With the world in a state of constant change, we find it necessary to speak within geographical boundaries. In India, a five-year term for a politician, today, has become almost like a do or die situation. This official term is considered to be the best way for politicians to prove how much they are able to serve the nation and the people. It has never been more important to understand where the people of the nation stand in terms of what they want, than it is today, owing to the high volume of people accessing technology and subsequently all available information. With the explosion of information, it is important for politicians and their respective parties to ensure a transparent and two-sided flow of communication, so as to imbibe trust within the people.

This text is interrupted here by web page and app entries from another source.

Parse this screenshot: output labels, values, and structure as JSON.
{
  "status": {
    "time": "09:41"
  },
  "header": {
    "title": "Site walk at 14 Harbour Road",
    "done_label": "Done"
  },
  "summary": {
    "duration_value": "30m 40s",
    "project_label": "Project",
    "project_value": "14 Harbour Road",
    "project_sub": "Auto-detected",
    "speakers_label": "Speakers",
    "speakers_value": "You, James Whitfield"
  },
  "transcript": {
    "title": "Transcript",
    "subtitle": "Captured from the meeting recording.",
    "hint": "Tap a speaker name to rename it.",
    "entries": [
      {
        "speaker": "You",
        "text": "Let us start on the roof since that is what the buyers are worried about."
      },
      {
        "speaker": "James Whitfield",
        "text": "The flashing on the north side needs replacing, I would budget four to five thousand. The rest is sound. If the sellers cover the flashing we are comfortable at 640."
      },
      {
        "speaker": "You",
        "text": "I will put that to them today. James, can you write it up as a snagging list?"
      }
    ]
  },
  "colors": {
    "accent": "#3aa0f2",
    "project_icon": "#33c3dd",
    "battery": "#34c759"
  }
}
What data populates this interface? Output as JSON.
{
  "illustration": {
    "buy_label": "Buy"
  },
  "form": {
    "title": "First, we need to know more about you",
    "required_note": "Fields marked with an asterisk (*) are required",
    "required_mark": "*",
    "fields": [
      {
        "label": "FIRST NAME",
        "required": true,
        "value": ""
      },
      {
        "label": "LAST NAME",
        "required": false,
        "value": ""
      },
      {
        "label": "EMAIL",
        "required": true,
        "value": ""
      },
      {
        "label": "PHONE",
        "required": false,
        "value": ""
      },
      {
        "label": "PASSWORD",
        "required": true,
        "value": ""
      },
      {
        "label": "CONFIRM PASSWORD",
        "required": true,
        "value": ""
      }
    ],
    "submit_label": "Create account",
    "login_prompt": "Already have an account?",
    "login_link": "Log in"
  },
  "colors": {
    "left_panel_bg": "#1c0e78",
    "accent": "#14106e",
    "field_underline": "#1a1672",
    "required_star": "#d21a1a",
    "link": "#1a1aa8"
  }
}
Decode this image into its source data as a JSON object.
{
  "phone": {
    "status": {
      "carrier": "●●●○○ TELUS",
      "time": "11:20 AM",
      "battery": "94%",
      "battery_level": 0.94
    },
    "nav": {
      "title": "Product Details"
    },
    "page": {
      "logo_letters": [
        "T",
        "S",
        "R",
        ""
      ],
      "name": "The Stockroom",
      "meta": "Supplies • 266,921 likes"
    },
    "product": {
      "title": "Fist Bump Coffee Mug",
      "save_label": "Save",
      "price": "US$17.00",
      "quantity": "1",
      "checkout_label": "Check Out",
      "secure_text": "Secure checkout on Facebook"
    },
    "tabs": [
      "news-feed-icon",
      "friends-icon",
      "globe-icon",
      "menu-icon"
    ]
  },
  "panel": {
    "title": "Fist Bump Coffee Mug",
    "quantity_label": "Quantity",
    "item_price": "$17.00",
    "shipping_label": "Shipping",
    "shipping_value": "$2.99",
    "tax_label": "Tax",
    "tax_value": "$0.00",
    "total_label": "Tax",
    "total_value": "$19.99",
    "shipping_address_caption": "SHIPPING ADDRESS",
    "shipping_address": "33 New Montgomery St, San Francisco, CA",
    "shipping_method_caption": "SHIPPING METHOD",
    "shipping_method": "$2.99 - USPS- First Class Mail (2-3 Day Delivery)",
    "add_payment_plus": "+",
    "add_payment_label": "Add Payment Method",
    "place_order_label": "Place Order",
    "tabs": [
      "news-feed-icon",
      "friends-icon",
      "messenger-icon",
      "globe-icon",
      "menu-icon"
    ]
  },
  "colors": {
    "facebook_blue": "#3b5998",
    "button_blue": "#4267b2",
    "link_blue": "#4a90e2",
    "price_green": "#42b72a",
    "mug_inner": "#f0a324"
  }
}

This will lead to a situation where the confidence of people in the government is so high that the duration for which a politician stays in office, will not matter. All that will matter is how much a politician at his/her level actually ended up doing for the people. A large amount of confusion would be removed, and it could provide people with a focused approach towards assessing the caliber of the politicians in power. It also implies that a politician will be able to actually be present at the moment, rather than being thought of as hiding away and plotting randomized ideas based on assumptions. If a politician can break through and understand the people, he can revisit the true concept of a democracy, which is, ‘Of the people, by the people, for the people.’
To conclude, we are certain that designers and design thinking can aid the politicians of a nation in working on a people-centric strategy to take care of the nation’s affairs. Granted, there is no easy way of bringing about a change of this sort, owing to the complex, multi-level nature of governments and the political systems involved. However, we are sure that user-centric design in our governance can help politicians reach out to the masses and work on serving the best interests of the people, and work on bringing forth the true meaning of By the people, for the people, and of the people.